Nonetheless, the Colombian representative Paula Cavallero does an excellent job of building momentum and motivation around the SDG proposal; at one event, the UK and Australian governments offered their strong support, although Cavallero was careful to emphasise that governments from across the world are supportive, not just the global north. She also listed broad civil society engagement, including both NGOs and the business sector.
Colombia have outlined principles for the SDGs, which correlate to those the Beyond 2015 campaign has been pushing for:
- universality based on common but differentiated responsibility
- poverty eradication (described as the ‘mother of all goals’)
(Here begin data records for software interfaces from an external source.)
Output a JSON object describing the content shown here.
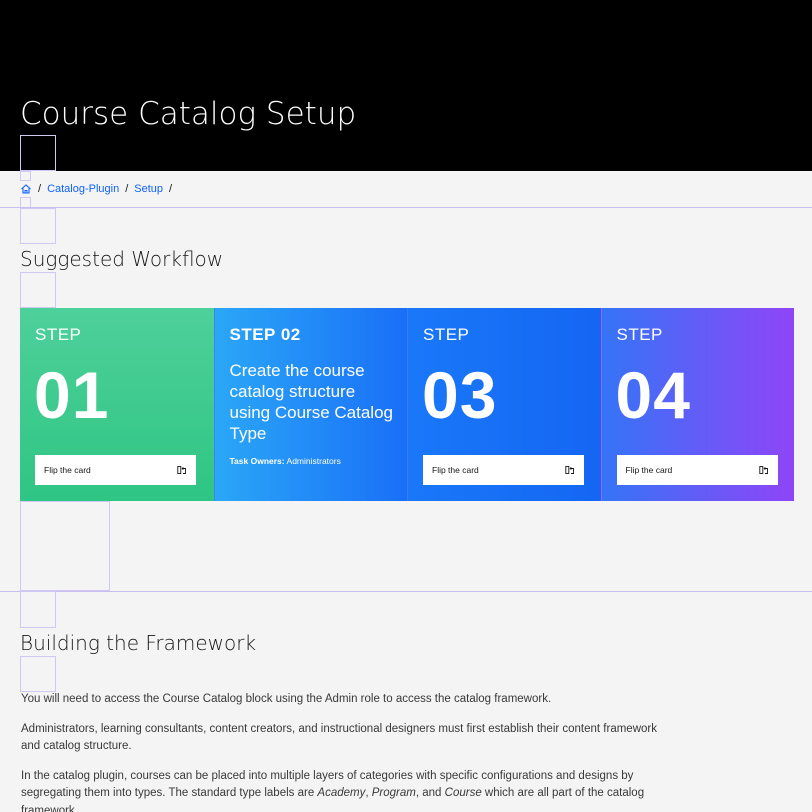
{
  "header": {
    "title": "Course Catalog Setup"
  },
  "breadcrumb": {
    "home_icon": "home-icon",
    "separator": "/",
    "items": [
      "Catalog-Plugin",
      "Setup"
    ]
  },
  "workflow": {
    "title": "Suggested Workflow",
    "flip_label": "Flip the card",
    "cards": [
      {
        "step_label": "STEP",
        "number": "01"
      },
      {
        "step_label": "STEP 02",
        "description": "Create the course catalog structure using Course Catalog Type",
        "task_owners_label": "Task Owners:",
        "task_owners_value": "Administrators"
      },
      {
        "step_label": "STEP",
        "number": "03"
      },
      {
        "step_label": "STEP",
        "number": "04"
      }
    ]
  },
  "framework": {
    "title": "Building the Framework",
    "p1": "You will need to access the Course Catalog block using the Admin role to access the catalog framework.",
    "p2": "Administrators, learning consultants, content creators, and instructional designers must first establish their content framework and catalog structure.",
    "p3_start": "In the catalog plugin, courses can be placed into multiple layers of categories with specific configurations and designs by segregating them into types. The standard type labels are ",
    "p3_term1": "Academy",
    "p3_comma": ", ",
    "p3_term2": "Program",
    "p3_and": ", and ",
    "p3_term3": "Course",
    "p3_end": " which are all part of the catalog framework."
  },
  "colors": {
    "header_bg": "#000000",
    "link": "#0f62fe",
    "card1": "#3fca8e",
    "card2": "#2196f7",
    "card3": "#1a70f6",
    "card4": "#8f45f7"
  }
}
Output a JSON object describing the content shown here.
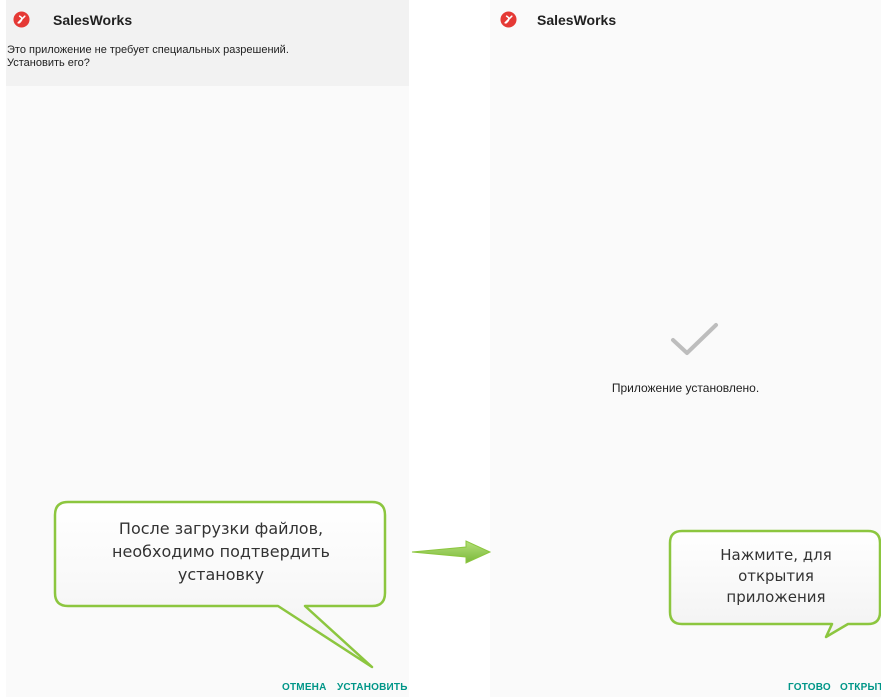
{
  "left_screen": {
    "app_name": "SalesWorks",
    "prompt_line1": "Это приложение не требует специальных разрешений.",
    "prompt_line2": "Установить его?",
    "cancel_label": "ОТМЕНА",
    "install_label": "УСТАНОВИТЬ"
  },
  "right_screen": {
    "app_name": "SalesWorks",
    "status_text": "Приложение установлено.",
    "done_label": "ГОТОВО",
    "open_label": "ОТКРЫТЬ"
  },
  "callouts": {
    "left": {
      "line1": "После загрузки файлов,",
      "line2": "необходимо подтвердить",
      "line3": "установку"
    },
    "right": {
      "line1": "Нажмите, для",
      "line2": "открытия",
      "line3": "приложения"
    }
  },
  "icons": {
    "app": "salesworks-logo-icon",
    "installed": "checkmark-icon",
    "transition": "right-arrow-icon"
  },
  "colors": {
    "accent": "#009688",
    "callout_border": "#8cc63f",
    "app_icon": "#e53935",
    "checkmark": "#bdbdbd"
  }
}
- an integrated and holistic approach that addresses all three dimensions of sustainable development
- building on the Rio principles and Agenda 21
- learning from the Millennium Development Goals
- effective at national and regional levels
- concrete and focused for implementation.
What’s missing? A stronger emphasis on a holistic approach, although it’s part of the narrative (and it’s great that they use language of ‘dimensions’ over ‘pillars’). What does inclusion and civil society participation mean and how will it take place? Colombia call for an open and participatory process to define the goals but how are the voices of the poor and marginalised, usually excluded from decisions that impact on their lives and livelihoods, be included? And finally, human rights and equity are slipping from the language of the international community.
Thinking on SDGs isn’t fixed yet. The Colombian government are looking to engage with stakeholders, to build ownership and consensus.Colombiahave suggested that a favourable outcome fromRiois agreement on the vision, the process and the main thematic areas. Following Rio, country-led, science-based expert groups, open and inclusive to all stakeholders, develop the understanding of the intersections between the dimensions of sustainable development, and work on creating solid indicators and ambitious targets for one year. This will not be a political process but a scientific one; Colombia is clear that SDGs cannot be created through a political, negotiated process. We need greater clarity on how this will work and where civil society input.
One potential sticking point is defining the thematic areas. The MDGs were manageable in number. Having only 8 means they’re easy to communicate and were a platform for cooperation. We need to work together now to define the priority areas for SDGs, again in a manageable, coherent group – this is not a time to push individual agendas but to work together to look for the common themes. Rather than division and polarization, we need a common understanding of stewardship. This year, UN Secretary General Ban Ki Moon launches his Sustainable Energy for All initiative, which seeks to ensure clean energy access for all people by 2030. Does that provide a template for how to address the environmental, social and economic challenges we face under a particular thematic area?
By Neva Frecheville
International Development Policy Advisor, WWF UK